Until 1852, Kanchenjunga was assumed to be the highest mountain in the world, but calculations based on various readings and measurements made by the Great Trigonometrical Survey of India in 1849 came to the conclusion that Mount Everest, known as Peak XV at the time, was the highest. Allowing for further verification of all calculations, it was officially announced in 1856 that Kanchenjunga is the third highest mountain in the world.
The area around Kanchenjunga is said to be home to a mountain deity, called Dzö-nga or “Kanchenjunga Demon”, a type of yeti or rakshasa. A British geological expedition in 1925 spotted a bipedal creature which they asked the locals about, who referred to it as the “Kanchenjunga Demon”.
For generations, there have been legends recounted by the inhabitants of the areas surrounding Mount Kanchenjunga, both in Sikkim and in Nepal, that there is a valley of immortality hidden on its slopes. These stories are well known to both the original inhabitants of the area, the Lepcha people, and those of the Tibetan Buddhist cultural tradition. In Tibet, this valley is known as Beyul. Demoshong. In 1962 a Tibetan Lama by the name of Tulshuk Lingpa led over 300 followers into the high snow slopes of Kanchenjunga to ‘open the way’ to Beyul Demoshong. The story of this expedition is recounted in the 2011 book A Step Away from Paradise.
Within the 10 days of Goehcala Trek, trekkers will enjoy the astounding view of Mt Khangchendzonga (8,586 m), Mt Kokthang (6,148 m), Mt Pandim (6,691 m) and several other peaks in the region. Isolated villages, high verdant, gleaming mountains blanketed in snow, misty clouds forming a canopy around magnolia and rhododendron forest and dramatic landscapes, makes Kanchenjunga BC Trek a perfect platform for trekkers. Book your seat now for this exciting trek.
Darjeeling to Yuksom. Approx 6 hrs by car. Overnight Yuksom @ Hotel
Trek Begins: Yuksom to Tsokha – 3050 m. (camping)
Tshoka to Dzongri – 4320 m.- 6 hours (camping)
Trek up to Dzongri-la 4500m (camping)
Dzongri to Thangshing – 3800 m – 5 to 6 hours (camping)

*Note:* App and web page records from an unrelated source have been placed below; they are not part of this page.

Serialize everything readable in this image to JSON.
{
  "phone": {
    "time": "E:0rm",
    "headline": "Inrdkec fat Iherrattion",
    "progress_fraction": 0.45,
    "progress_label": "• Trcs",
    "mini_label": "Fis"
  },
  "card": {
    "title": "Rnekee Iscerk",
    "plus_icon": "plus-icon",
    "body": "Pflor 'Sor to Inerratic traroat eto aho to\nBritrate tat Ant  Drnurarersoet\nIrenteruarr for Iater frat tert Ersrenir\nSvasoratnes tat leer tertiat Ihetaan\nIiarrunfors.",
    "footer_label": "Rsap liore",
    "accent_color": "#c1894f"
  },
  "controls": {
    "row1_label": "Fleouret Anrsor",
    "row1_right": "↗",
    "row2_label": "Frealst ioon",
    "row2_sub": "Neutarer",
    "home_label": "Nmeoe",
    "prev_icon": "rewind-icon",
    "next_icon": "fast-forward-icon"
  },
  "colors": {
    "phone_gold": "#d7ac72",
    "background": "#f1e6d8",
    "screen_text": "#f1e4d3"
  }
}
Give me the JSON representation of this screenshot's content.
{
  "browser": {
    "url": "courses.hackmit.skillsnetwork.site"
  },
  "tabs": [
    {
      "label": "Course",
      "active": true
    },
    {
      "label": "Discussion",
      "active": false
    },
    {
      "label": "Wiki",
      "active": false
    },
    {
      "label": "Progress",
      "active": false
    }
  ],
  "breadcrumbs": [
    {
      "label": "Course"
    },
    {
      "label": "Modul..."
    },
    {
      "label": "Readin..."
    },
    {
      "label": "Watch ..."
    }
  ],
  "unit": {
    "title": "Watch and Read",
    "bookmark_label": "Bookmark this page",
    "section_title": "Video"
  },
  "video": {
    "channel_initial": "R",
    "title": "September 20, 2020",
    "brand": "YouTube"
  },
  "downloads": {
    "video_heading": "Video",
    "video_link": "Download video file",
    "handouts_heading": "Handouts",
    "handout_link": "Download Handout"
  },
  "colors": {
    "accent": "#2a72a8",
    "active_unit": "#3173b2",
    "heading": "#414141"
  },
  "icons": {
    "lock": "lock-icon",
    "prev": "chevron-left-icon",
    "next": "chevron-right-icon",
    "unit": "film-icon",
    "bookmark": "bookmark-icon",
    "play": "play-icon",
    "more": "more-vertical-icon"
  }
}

Thangshing to Lamuney (near Samiti Lake) – 4298m 3 to 4 hours (camping)
Lamuney to Goechala (4,940 m.) and return to Thangsing 6 to 7 hours (camping)
Thangsing to Tshoka – 3800 m- 7 to 8 hours (camping)
Tshoka to Yuksam 6 to 7 hours. Trek ends. Overnight @ Hotel
Yuksom to Darjeeling.
- Experienced English speaking guide.
- Transport to and from Darjeeling
- All necessary paperwork and permits in Mountain and National park (entrance and permit fees)
- Meals: Breakfast, Lunch, and Dinner
- Accommodation during the trek at guesthouse/lodge or family homestay
- Bed Tea
- Evening Tea
- Hot water for drinking
- Our guide will carry a comprehensive medical kit including high altitude sickness tablets
- Medical examination (if required) and vaccination costs
- Visa costs
- Personal expenditure i.e. soft drinks/beer on the trek, extra snacks for the trek.
- Meals in Darjeeling before or after the trek Travel insurance